This means that your browser is not correctly trusting the HTTP Toolkit certificate it has been given, for some reason.
This is another very rare issue, and it’s unclear why this happens on certain machines. If this happens to you, do please get in touch so we can investigate it further.
In the meantime you can manually start Chrome configured to trust all certificates with the below command (for Windows):
–ignore-certificate-errors –user-data-dir=”C:Users$YOURUSERNAMEAppDataLocaltoolkitConfigchrome” –proxy-server=127. 0. 1:8000 –proxy-bypass-list=”<-loopback>;localhost:8000″ –disable-restore-session-state –no-default-browser-check –disable-popup-blocking –disable-translate –start-maximized –disable-default-apps –disable-sync –enable-fixed-layout –no-first-run –noerrdialogs –flag-switches-begin –flag-switches-end
You will need to use the full path for Chrome on your machine, and use your username instead of $YOURUSERNAME here.
This issue has only been seen on Windows, but if you do see this on Mac or Linux, you’ll need to update the data dir path completely. Any empty directory is fine, it’s only used to store the new Chrome’s profile, and the directory can be deleted later.

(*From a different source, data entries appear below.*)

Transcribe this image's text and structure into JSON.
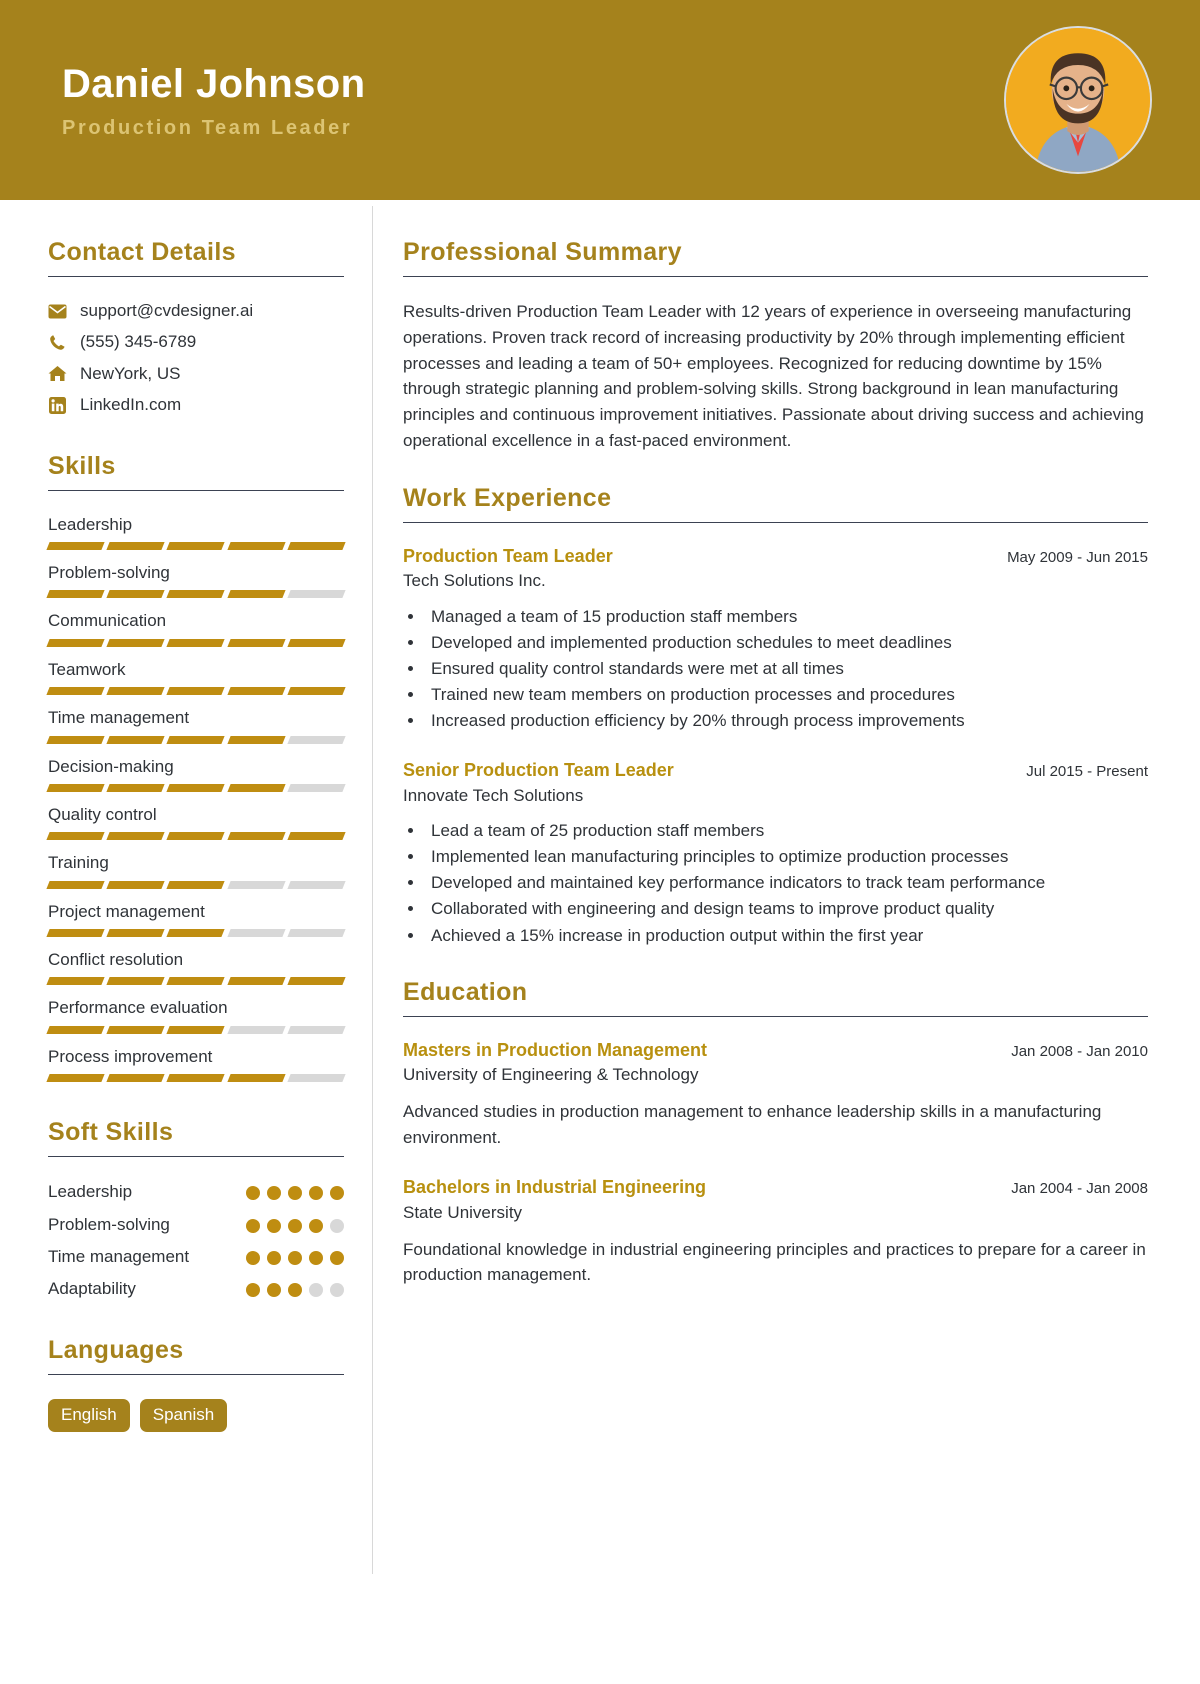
{
  "theme": {
    "header_bg": "#a5821c",
    "accent": "#a5821c",
    "accent_heading": "#b8900f",
    "subtitle": "#dcc473",
    "bar_fill": "#bf8d11",
    "bar_empty": "#d8d8d8",
    "text": "#2f3338",
    "rule": "#3b4252"
  },
  "header": {
    "name": "Daniel Johnson",
    "title": "Production Team Leader",
    "avatar_alt": "profile-photo"
  },
  "sidebar": {
    "contact": {
      "heading": "Contact Details",
      "items": [
        {
          "icon": "envelope-icon",
          "value": "support@cvdesigner.ai"
        },
        {
          "icon": "phone-icon",
          "value": "(555) 345-6789"
        },
        {
          "icon": "home-icon",
          "value": "NewYork, US"
        },
        {
          "icon": "linkedin-icon",
          "value": "LinkedIn.com"
        }
      ]
    },
    "skills": {
      "heading": "Skills",
      "max": 5,
      "items": [
        {
          "name": "Leadership",
          "level": 5
        },
        {
          "name": "Problem-solving",
          "level": 4
        },
        {
          "name": "Communication",
          "level": 5
        },
        {
          "name": "Teamwork",
          "level": 5
        },
        {
          "name": "Time management",
          "level": 4
        },
        {
          "name": "Decision-making",
          "level": 4
        },
        {
          "name": "Quality control",
          "level": 5
        },
        {
          "name": "Training",
          "level": 3
        },
        {
          "name": "Project management",
          "level": 3
        },
        {
          "name": "Conflict resolution",
          "level": 5
        },
        {
          "name": "Performance evaluation",
          "level": 3
        },
        {
          "name": "Process improvement",
          "level": 4
        }
      ]
    },
    "soft_skills": {
      "heading": "Soft Skills",
      "max": 5,
      "items": [
        {
          "name": "Leadership",
          "level": 5
        },
        {
          "name": "Problem-solving",
          "level": 4
        },
        {
          "name": "Time management",
          "level": 5
        },
        {
          "name": "Adaptability",
          "level": 3
        }
      ]
    },
    "languages": {
      "heading": "Languages",
      "items": [
        "English",
        "Spanish"
      ]
    }
  },
  "main": {
    "summary": {
      "heading": "Professional Summary",
      "text": "Results-driven Production Team Leader with 12 years of experience in overseeing manufacturing operations. Proven track record of increasing productivity by 20% through implementing efficient processes and leading a team of 50+ employees. Recognized for reducing downtime by 15% through strategic planning and problem-solving skills. Strong background in lean manufacturing principles and continuous improvement initiatives. Passionate about driving success and achieving operational excellence in a fast-paced environment."
    },
    "experience": {
      "heading": "Work Experience",
      "entries": [
        {
          "role": "Production Team Leader",
          "date": "May 2009 - Jun 2015",
          "org": "Tech Solutions Inc.",
          "bullets": [
            "Managed a team of 15 production staff members",
            "Developed and implemented production schedules to meet deadlines",
            "Ensured quality control standards were met at all times",
            "Trained new team members on production processes and procedures",
            "Increased production efficiency by 20% through process improvements"
          ]
        },
        {
          "role": "Senior Production Team Leader",
          "date": "Jul 2015 - Present",
          "org": "Innovate Tech Solutions",
          "bullets": [
            "Lead a team of 25 production staff members",
            "Implemented lean manufacturing principles to optimize production processes",
            "Developed and maintained key performance indicators to track team performance",
            "Collaborated with engineering and design teams to improve product quality",
            "Achieved a 15% increase in production output within the first year"
          ]
        }
      ]
    },
    "education": {
      "heading": "Education",
      "entries": [
        {
          "degree": "Masters in Production Management",
          "date": "Jan 2008 - Jan 2010",
          "school": "University of Engineering & Technology",
          "description": "Advanced studies in production management to enhance leadership skills in a manufacturing environment."
        },
        {
          "degree": "Bachelors in Industrial Engineering",
          "date": "Jan 2004 - Jan 2008",
          "school": "State University",
          "description": "Foundational knowledge in industrial engineering principles and practices to prepare for a career in production management."
        }
      ]
    }
  }
}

An application I have installed appears as ‘Not Available’
HTTP Toolkit attempts to detect which relevant applications you have installed when it’s started, so it can show the available ones in the UI.
If this isn’t working in your case, it’s possible there’s something unusual in your configuration. Please report this so it can be fixed properly.

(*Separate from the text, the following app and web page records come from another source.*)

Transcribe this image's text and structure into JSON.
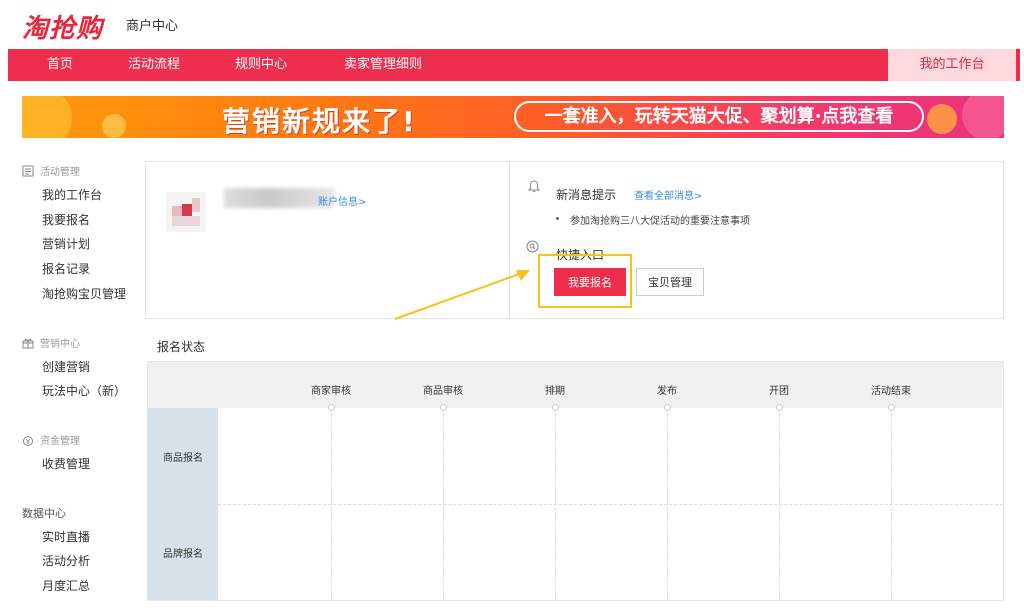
{
  "header": {
    "logo": "淘抢购",
    "subtitle": "商户中心"
  },
  "nav": {
    "items": [
      {
        "label": "首页"
      },
      {
        "label": "活动流程"
      },
      {
        "label": "规则中心"
      },
      {
        "label": "卖家管理细则"
      }
    ],
    "workbench": "我的工作台"
  },
  "banner": {
    "title": "营销新规来了!",
    "pill": "一套准入，玩转天猫大促、聚划算·点我查看"
  },
  "sidebar": {
    "groups": [
      {
        "title": "活动管理",
        "icon": "activity-icon",
        "items": [
          "我的工作台",
          "我要报名",
          "营销计划",
          "报名记录",
          "淘抢购宝贝管理"
        ]
      },
      {
        "title": "营销中心",
        "icon": "gift-icon",
        "items": [
          "创建营销",
          "玩法中心（新）"
        ]
      },
      {
        "title": "资金管理",
        "icon": "money-icon",
        "items": [
          "收费管理"
        ]
      },
      {
        "title": "数据中心",
        "icon": "",
        "items": [
          "实时直播",
          "活动分析",
          "月度汇总"
        ]
      }
    ]
  },
  "profile": {
    "account_link": "账户信息>"
  },
  "messages": {
    "title": "新消息提示",
    "view_all": "查看全部消息>",
    "items": [
      "参加淘抢购三八大促活动的重要注意事项"
    ]
  },
  "quick": {
    "title": "快捷入口",
    "signup_button": "我要报名",
    "manage_button": "宝贝管理"
  },
  "status": {
    "label": "报名状态",
    "columns": [
      "商家审核",
      "商品审核",
      "排期",
      "发布",
      "开团",
      "活动结束"
    ],
    "rows": [
      "商品报名",
      "品牌报名"
    ]
  },
  "colors": {
    "brand_red": "#ee2e4c",
    "highlight": "#f7c21f",
    "link_blue": "#3a8ee6"
  }
}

In the meantime, if you’re trying to launch a browser, you can manually edit or delete the cached list of detected browsers at:
Adding your browser of choice in there or fixing the detected settings should get it to appear the next time you start the app.
Interception doesn’t work in some other way
If you need to test whether any client is working correctly, make a request to You should see “You’re not being intercepted” or “You’re being intercepted”, depending on whether your traffic is successfuly going through HTTP Toolkit
If you’re struggling to manually set up a client, there’s two possibilities: either the client isn’t using the HTTP proxy settings correctly, or it doesn’t trust the certificate. In the former case, you should see “You’re not being intercepted” when making requests to In the latter case, you’ll likely receive certificate errors, and you should be able to see rows showing failed or rejected requests on the View page.
Terminal interception should be available on all machines, but it’s possible that browser and other interception options might not be available on your machine, depending on the applications you have installed. Ensure you have the required applications correctly installed on your system. Installing applications in unusual locations or in portable/standalone modes may stop them being automatically detected.
Frequently Asked Questions about err_proxy_certificate_invalid chrome
How do I fix proxy error on chrome?
If you see the message “Resolving proxy” or “ERR_PROXY_CONNECTION_FAILED” in your browser window, you can change your proxy settings.At the bottom right, select the time.Select Settings .In the “Network” section, select the network you’re using.Select the network name again.Select Proxy.Change your proxy settings.
What does Err_proxy_certificate_invalid mean?
A browser shows ERR_PROXY_CERTIFICATE_INVALID or other certificate errors. This means that your browser is not correctly trusting the HTTP Toolkit certificate it has been given, for some reason. This is another very rare issue, and it’s unclear why this happens on certain machines.
How do I get rid of SSL error in chrome?
Clear Browser Cache. Open Google Chrome and press Cntrl + H to open history. … Disable SSL/HTTPS Scan. … Enable SSLv3 or TLS 1.0. … Correct your Date and Time. … Clear SSL Certificate Cache. … Clear Internal DNS Cache. … Reset Internet Settings. … Update Chrome.More items…